> Work item
Give a faithful, exact copy of all entries, minus the images.

━━━━━ Given data

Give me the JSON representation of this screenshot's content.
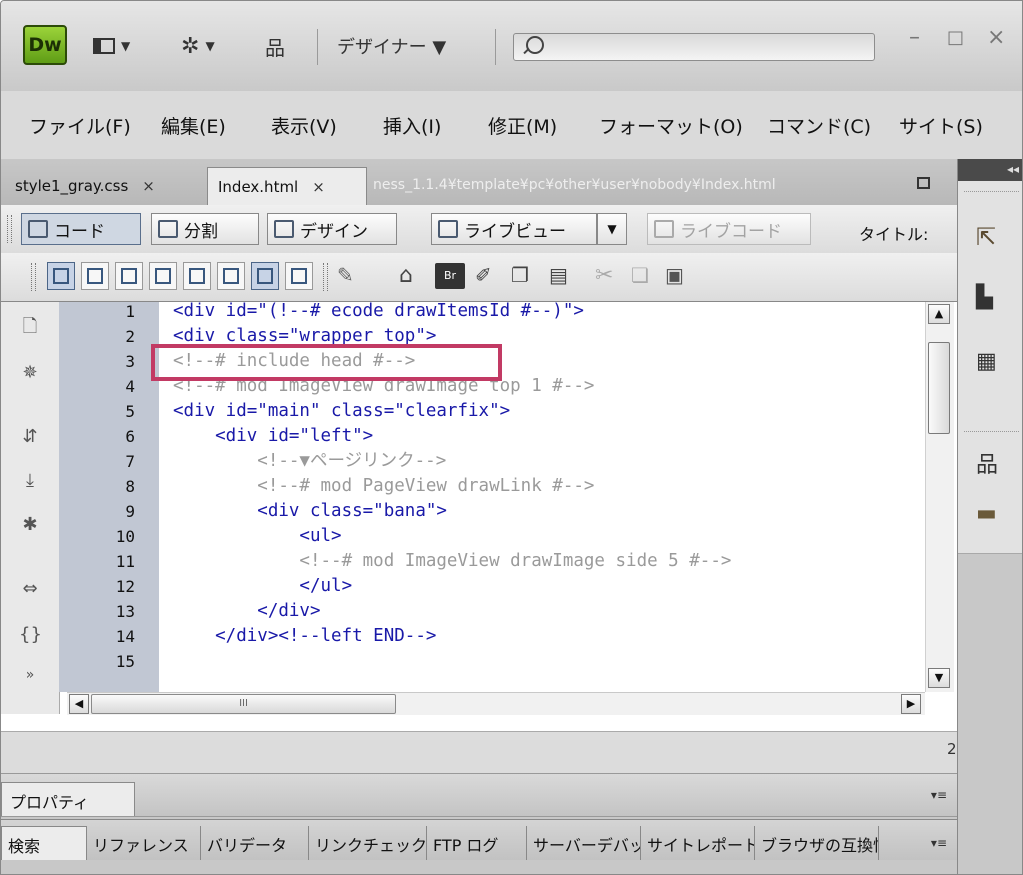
{
  "app": {
    "logo": "Dw",
    "workspace": "デザイナー ▼",
    "search_placeholder": ""
  },
  "window_controls": {
    "minimize": "–",
    "maximize": "□",
    "close": "×"
  },
  "colors": {
    "logo_green": "#7fbf27",
    "highlight_box": "#c23a64",
    "code_blue": "#1919a8",
    "comment_gray": "#9a9a9a",
    "gutter": "#c1c7d3"
  },
  "menu": [
    "ファイル(F)",
    "編集(E)",
    "表示(V)",
    "挿入(I)",
    "修正(M)",
    "フォーマット(O)",
    "コマンド(C)",
    "サイト(S)"
  ],
  "doc_tabs": {
    "inactive": "style1_gray.css",
    "active": "Index.html",
    "close": "×",
    "path": "ness_1.1.4¥template¥pc¥other¥user¥nobody¥Index.html"
  },
  "view_toolbar": {
    "code": "コード",
    "split": "分割",
    "design": "デザイン",
    "live_view": "ライブビュー",
    "live_code": "ライブコード",
    "title_label": "タイトル:"
  },
  "editor": {
    "line_numbers": [
      "1",
      "2",
      "3",
      "4",
      "5",
      "6",
      "7",
      "8",
      "9",
      "10",
      "11",
      "12",
      "13",
      "14",
      "15"
    ],
    "lines": [
      "<div id=\"(!--# ecode drawItemsId #--)\">",
      "<div class=\"wrapper top\">",
      "<!--# include head #-->",
      "<!--# mod ImageView drawImage top 1 #-->",
      "<div id=\"main\" class=\"clearfix\">",
      "    <div id=\"left\">",
      "        <!--▼ページリンク-->",
      "        <!--# mod PageView drawLink #-->",
      "        <div class=\"bana\">",
      "            <ul>",
      "            <!--# mod ImageView drawImage side 5 #-->",
      "            </ul>",
      "        </div>",
      "    </div><!--left END-->",
      ""
    ],
    "scroll_grip": "III"
  },
  "status": {
    "right_digit": "2"
  },
  "properties_tab": "プロパティ",
  "panel_menu": "▾≡",
  "bottom_tabs": [
    "検索",
    "リファレンス",
    "バリデータ",
    "リンクチェック",
    "FTP ログ",
    "サーバーデバッグ",
    "サイトレポート",
    "ブラウザの互換性"
  ],
  "right_panel": {
    "collapse": "◂◂"
  }
}
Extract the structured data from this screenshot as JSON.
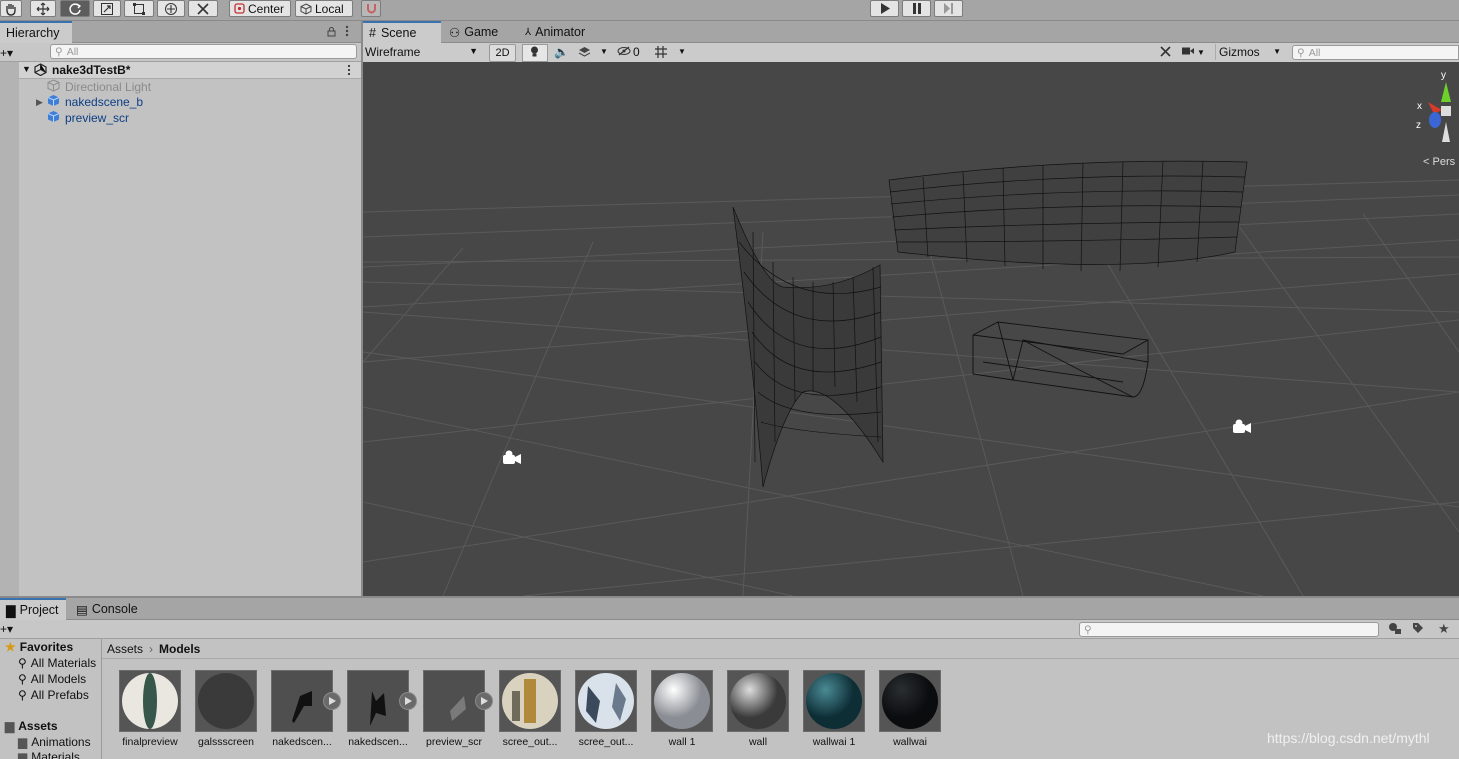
{
  "toolbar": {
    "tools": [
      "hand-tool",
      "move-tool",
      "rotate-tool",
      "scale-tool",
      "rect-tool",
      "transform-tool",
      "custom-tool"
    ],
    "pivot_label": "Center",
    "space_label": "Local"
  },
  "hierarchy": {
    "tab_label": "Hierarchy",
    "search_placeholder": "All",
    "scene_name": "nake3dTestB*",
    "items": [
      {
        "label": "Directional Light",
        "disabled": true
      },
      {
        "label": "nakedscene_b",
        "disabled": false
      },
      {
        "label": "preview_scr",
        "disabled": false
      }
    ]
  },
  "scene": {
    "tabs": [
      "Scene",
      "Game",
      "Animator"
    ],
    "draw_mode": "Wireframe",
    "btn_2d": "2D",
    "hidden_count": "0",
    "gizmos_label": "Gizmos",
    "search_placeholder": "All",
    "axis_labels": {
      "y": "y",
      "x": "x",
      "z": "z"
    },
    "projection_label": "Pers"
  },
  "project": {
    "tabs": [
      "Project",
      "Console"
    ],
    "favorites_label": "Favorites",
    "favorites": [
      "All Materials",
      "All Models",
      "All Prefabs"
    ],
    "assets_label": "Assets",
    "folders": [
      "Animations",
      "Materials"
    ],
    "breadcrumb": [
      "Assets",
      "Models"
    ],
    "assets": [
      {
        "label": "finalpreview",
        "kind": "material-green-stripe"
      },
      {
        "label": "galssscreen",
        "kind": "material-dark"
      },
      {
        "label": "nakedscen...",
        "kind": "model-a"
      },
      {
        "label": "nakedscen...",
        "kind": "model-b"
      },
      {
        "label": "preview_scr",
        "kind": "model-plane"
      },
      {
        "label": "scree_out...",
        "kind": "material-gold"
      },
      {
        "label": "scree_out...",
        "kind": "material-sky"
      },
      {
        "label": "wall 1",
        "kind": "material-light"
      },
      {
        "label": "wall",
        "kind": "material-grey"
      },
      {
        "label": "wallwai 1",
        "kind": "material-teal"
      },
      {
        "label": "wallwai",
        "kind": "material-black"
      }
    ]
  },
  "watermark": "https://blog.csdn.net/mythl",
  "colors": {
    "scene_bg": "#474747",
    "panel_bg": "#c2c2c2",
    "active_tab_accent": "#3a72b0",
    "link_blue": "#0d3f86"
  }
}
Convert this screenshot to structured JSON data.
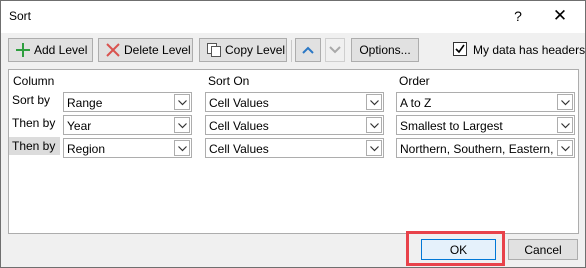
{
  "window": {
    "title": "Sort",
    "help_label": "?",
    "close_label": "✕"
  },
  "toolbar": {
    "add_level": "Add Level",
    "delete_level": "Delete Level",
    "copy_level": "Copy Level",
    "options": "Options...",
    "headers_label": "My data has headers",
    "headers_checked": true
  },
  "grid": {
    "headers": {
      "column": "Column",
      "sort_on": "Sort On",
      "order": "Order"
    },
    "rows": [
      {
        "label": "Sort by",
        "column": "Range",
        "sort_on": "Cell Values",
        "order": "A to Z"
      },
      {
        "label": "Then by",
        "column": "Year",
        "sort_on": "Cell Values",
        "order": "Smallest to Largest"
      },
      {
        "label": "Then by",
        "column": "Region",
        "sort_on": "Cell Values",
        "order": "Northern, Southern, Eastern, W"
      }
    ]
  },
  "buttons": {
    "ok": "OK",
    "cancel": "Cancel"
  },
  "colors": {
    "accent": "#0078d7",
    "highlight": "#e8424a",
    "add_icon": "#2e9e3f",
    "delete_icon": "#d9534f",
    "arrow_up": "#2b78c5"
  }
}
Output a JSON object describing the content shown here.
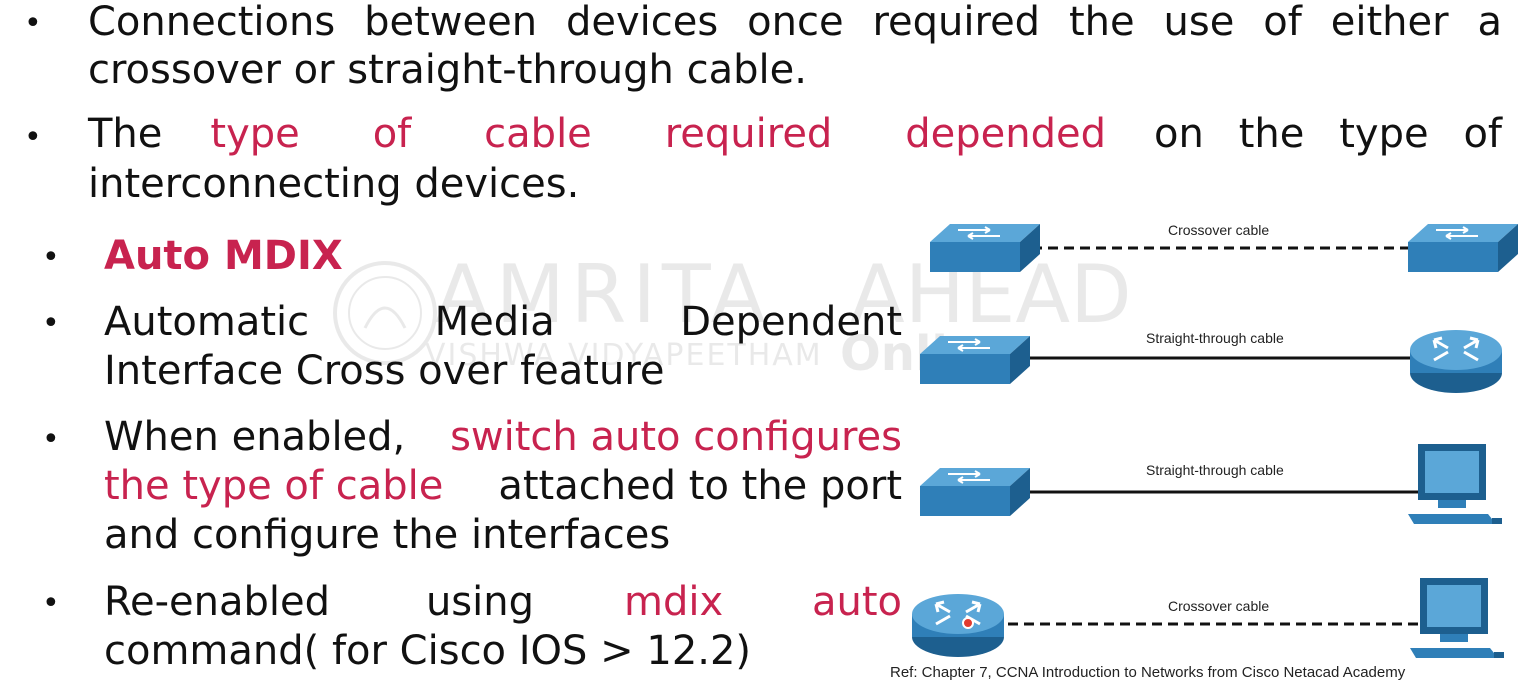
{
  "bullets": {
    "b1": {
      "line1": "Connections between devices once required the use of either a",
      "line2": "crossover or straight-through cable."
    },
    "b2": {
      "line1_a": "The",
      "line1_red": "type of cable required depended",
      "line1_b": "on the type of",
      "line2": "interconnecting devices."
    },
    "b3": {
      "text": "Auto MDIX"
    },
    "b4": {
      "line1": "Automatic Media Dependent",
      "line2": "Interface Cross over feature"
    },
    "b5": {
      "line1_a": "When enabled,",
      "line1_red": "switch auto configures",
      "line2_red": "the type of cable",
      "line2_b": "attached to the port",
      "line3": "and configure the interfaces"
    },
    "b6": {
      "line1_a": "Re-enabled using",
      "line1_red": "mdix auto",
      "line2": "command( for Cisco IOS > 12.2)"
    },
    "bullet_char": "•"
  },
  "watermark": {
    "brand": "AMRITA",
    "brand2": "AHEAD",
    "sub": "VISHWA VIDYAPEETHAM",
    "sub2": "Onli"
  },
  "diagram": {
    "rows": [
      {
        "label": "Crossover cable",
        "left_device": "switch",
        "right_device": "switch",
        "line": "dashed"
      },
      {
        "label": "Straight-through cable",
        "left_device": "switch",
        "right_device": "router",
        "line": "solid"
      },
      {
        "label": "Straight-through cable",
        "left_device": "switch",
        "right_device": "pc",
        "line": "solid"
      },
      {
        "label": "Crossover cable",
        "left_device": "router",
        "right_device": "pc",
        "line": "dashed"
      }
    ]
  },
  "reference": "Ref: Chapter 7, CCNA Introduction to Networks from Cisco Netacad Academy",
  "colors": {
    "accent": "#c8234f",
    "device_blue": "#2f7fb8",
    "device_dark": "#1d5f8f"
  }
}
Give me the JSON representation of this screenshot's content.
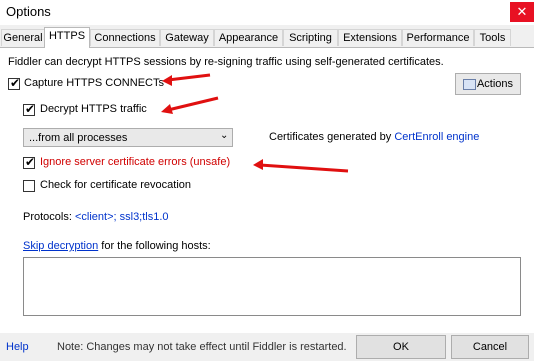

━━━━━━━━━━

> Result
Give me the JSON representation of this screenshot's content.
{
  "app": {
    "logo": "Dw",
    "workspace": "デザイナー ▼",
    "search_placeholder": ""
  },
  "window_controls": {
    "minimize": "–",
    "maximize": "□",
    "close": "×"
  },
  "colors": {
    "logo_green": "#7fbf27",
    "highlight_box": "#c23a64",
    "code_blue": "#1919a8",
    "comment_gray": "#9a9a9a",
    "gutter": "#c1c7d3"
  },
  "menu": [
    "ファイル(F)",
    "編集(E)",
    "表示(V)",
    "挿入(I)",
    "修正(M)",
    "フォーマット(O)",
    "コマンド(C)",
    "サイト(S)"
  ],
  "doc_tabs": {
    "inactive": "style1_gray.css",
    "active": "Index.html",
    "close": "×",
    "path": "ness_1.1.4¥template¥pc¥other¥user¥nobody¥Index.html"
  },
  "view_toolbar": {
    "code": "コード",
    "split": "分割",
    "design": "デザイン",
    "live_view": "ライブビュー",
    "live_code": "ライブコード",
    "title_label": "タイトル:"
  },
  "editor": {
    "line_numbers": [
      "1",
      "2",
      "3",
      "4",
      "5",
      "6",
      "7",
      "8",
      "9",
      "10",
      "11",
      "12",
      "13",
      "14",
      "15"
    ],
    "lines": [
      "<div id=\"(!--# ecode drawItemsId #--)\">",
      "<div class=\"wrapper top\">",
      "<!--# include head #-->",
      "<!--# mod ImageView drawImage top 1 #-->",
      "<div id=\"main\" class=\"clearfix\">",
      "    <div id=\"left\">",
      "        <!--▼ページリンク-->",
      "        <!--# mod PageView drawLink #-->",
      "        <div class=\"bana\">",
      "            <ul>",
      "            <!--# mod ImageView drawImage side 5 #-->",
      "            </ul>",
      "        </div>",
      "    </div><!--left END-->",
      ""
    ],
    "scroll_grip": "III"
  },
  "status": {
    "right_digit": "2"
  },
  "properties_tab": "プロパティ",
  "panel_menu": "▾≡",
  "bottom_tabs": [
    "検索",
    "リファレンス",
    "バリデータ",
    "リンクチェック",
    "FTP ログ",
    "サーバーデバッグ",
    "サイトレポート",
    "ブラウザの互換性"
  ],
  "right_panel": {
    "collapse": "◂◂"
  }
}
Extract the structured data from this screenshot as JSON.
{
  "toolbar": {
    "tools": [
      "hand-tool",
      "move-tool",
      "rotate-tool",
      "scale-tool",
      "rect-tool",
      "transform-tool",
      "custom-tool"
    ],
    "pivot_label": "Center",
    "space_label": "Local"
  },
  "hierarchy": {
    "tab_label": "Hierarchy",
    "search_placeholder": "All",
    "scene_name": "nake3dTestB*",
    "items": [
      {
        "label": "Directional Light",
        "disabled": true
      },
      {
        "label": "nakedscene_b",
        "disabled": false
      },
      {
        "label": "preview_scr",
        "disabled": false
      }
    ]
  },
  "scene": {
    "tabs": [
      "Scene",
      "Game",
      "Animator"
    ],
    "draw_mode": "Wireframe",
    "btn_2d": "2D",
    "hidden_count": "0",
    "gizmos_label": "Gizmos",
    "search_placeholder": "All",
    "axis_labels": {
      "y": "y",
      "x": "x",
      "z": "z"
    },
    "projection_label": "Pers"
  },
  "project": {
    "tabs": [
      "Project",
      "Console"
    ],
    "favorites_label": "Favorites",
    "favorites": [
      "All Materials",
      "All Models",
      "All Prefabs"
    ],
    "assets_label": "Assets",
    "folders": [
      "Animations",
      "Materials"
    ],
    "breadcrumb": [
      "Assets",
      "Models"
    ],
    "assets": [
      {
        "label": "finalpreview",
        "kind": "material-green-stripe"
      },
      {
        "label": "galssscreen",
        "kind": "material-dark"
      },
      {
        "label": "nakedscen...",
        "kind": "model-a"
      },
      {
        "label": "nakedscen...",
        "kind": "model-b"
      },
      {
        "label": "preview_scr",
        "kind": "model-plane"
      },
      {
        "label": "scree_out...",
        "kind": "material-gold"
      },
      {
        "label": "scree_out...",
        "kind": "material-sky"
      },
      {
        "label": "wall 1",
        "kind": "material-light"
      },
      {
        "label": "wall",
        "kind": "material-grey"
      },
      {
        "label": "wallwai 1",
        "kind": "material-teal"
      },
      {
        "label": "wallwai",
        "kind": "material-black"
      }
    ]
  },
  "watermark": "https://blog.csdn.net/mythl",
  "colors": {
    "scene_bg": "#474747",
    "panel_bg": "#c2c2c2",
    "active_tab_accent": "#3a72b0",
    "link_blue": "#0d3f86"
  }
}
Convert this screenshot to structured JSON data.
{
  "window": {
    "title": "Sort",
    "help_label": "?",
    "close_label": "✕"
  },
  "toolbar": {
    "add_level": "Add Level",
    "delete_level": "Delete Level",
    "copy_level": "Copy Level",
    "options": "Options...",
    "headers_label": "My data has headers",
    "headers_checked": true
  },
  "grid": {
    "headers": {
      "column": "Column",
      "sort_on": "Sort On",
      "order": "Order"
    },
    "rows": [
      {
        "label": "Sort by",
        "column": "Range",
        "sort_on": "Cell Values",
        "order": "A to Z"
      },
      {
        "label": "Then by",
        "column": "Year",
        "sort_on": "Cell Values",
        "order": "Smallest to Largest"
      },
      {
        "label": "Then by",
        "column": "Region",
        "sort_on": "Cell Values",
        "order": "Northern, Southern, Eastern, W"
      }
    ]
  },
  "buttons": {
    "ok": "OK",
    "cancel": "Cancel"
  },
  "colors": {
    "accent": "#0078d7",
    "highlight": "#e8424a",
    "add_icon": "#2e9e3f",
    "delete_icon": "#d9534f",
    "arrow_up": "#2b78c5"
  }
}
Output a JSON object describing the content shown here.
{
  "bullets": {
    "b1": {
      "line1": "Connections between devices once required the use of either a",
      "line2": "crossover or straight-through cable."
    },
    "b2": {
      "line1_a": "The",
      "line1_red": "type of cable required depended",
      "line1_b": "on the type of",
      "line2": "interconnecting devices."
    },
    "b3": {
      "text": "Auto MDIX"
    },
    "b4": {
      "line1": "Automatic Media Dependent",
      "line2": "Interface Cross over feature"
    },
    "b5": {
      "line1_a": "When enabled,",
      "line1_red": "switch auto configures",
      "line2_red": "the type of cable",
      "line2_b": "attached to the port",
      "line3": "and configure the interfaces"
    },
    "b6": {
      "line1_a": "Re-enabled using",
      "line1_red": "mdix auto",
      "line2": "command( for Cisco IOS > 12.2)"
    },
    "bullet_char": "•"
  },
  "watermark": {
    "brand": "AMRITA",
    "brand2": "AHEAD",
    "sub": "VISHWA VIDYAPEETHAM",
    "sub2": "Onli"
  },
  "diagram": {
    "rows": [
      {
        "label": "Crossover cable",
        "left_device": "switch",
        "right_device": "switch",
        "line": "dashed"
      },
      {
        "label": "Straight-through cable",
        "left_device": "switch",
        "right_device": "router",
        "line": "solid"
      },
      {
        "label": "Straight-through cable",
        "left_device": "switch",
        "right_device": "pc",
        "line": "solid"
      },
      {
        "label": "Crossover cable",
        "left_device": "router",
        "right_device": "pc",
        "line": "dashed"
      }
    ]
  },
  "reference": "Ref: Chapter 7, CCNA Introduction to Networks from Cisco Netacad Academy",
  "colors": {
    "accent": "#c8234f",
    "device_blue": "#2f7fb8",
    "device_dark": "#1d5f8f"
  }
}
Give me the JSON representation of this screenshot's content.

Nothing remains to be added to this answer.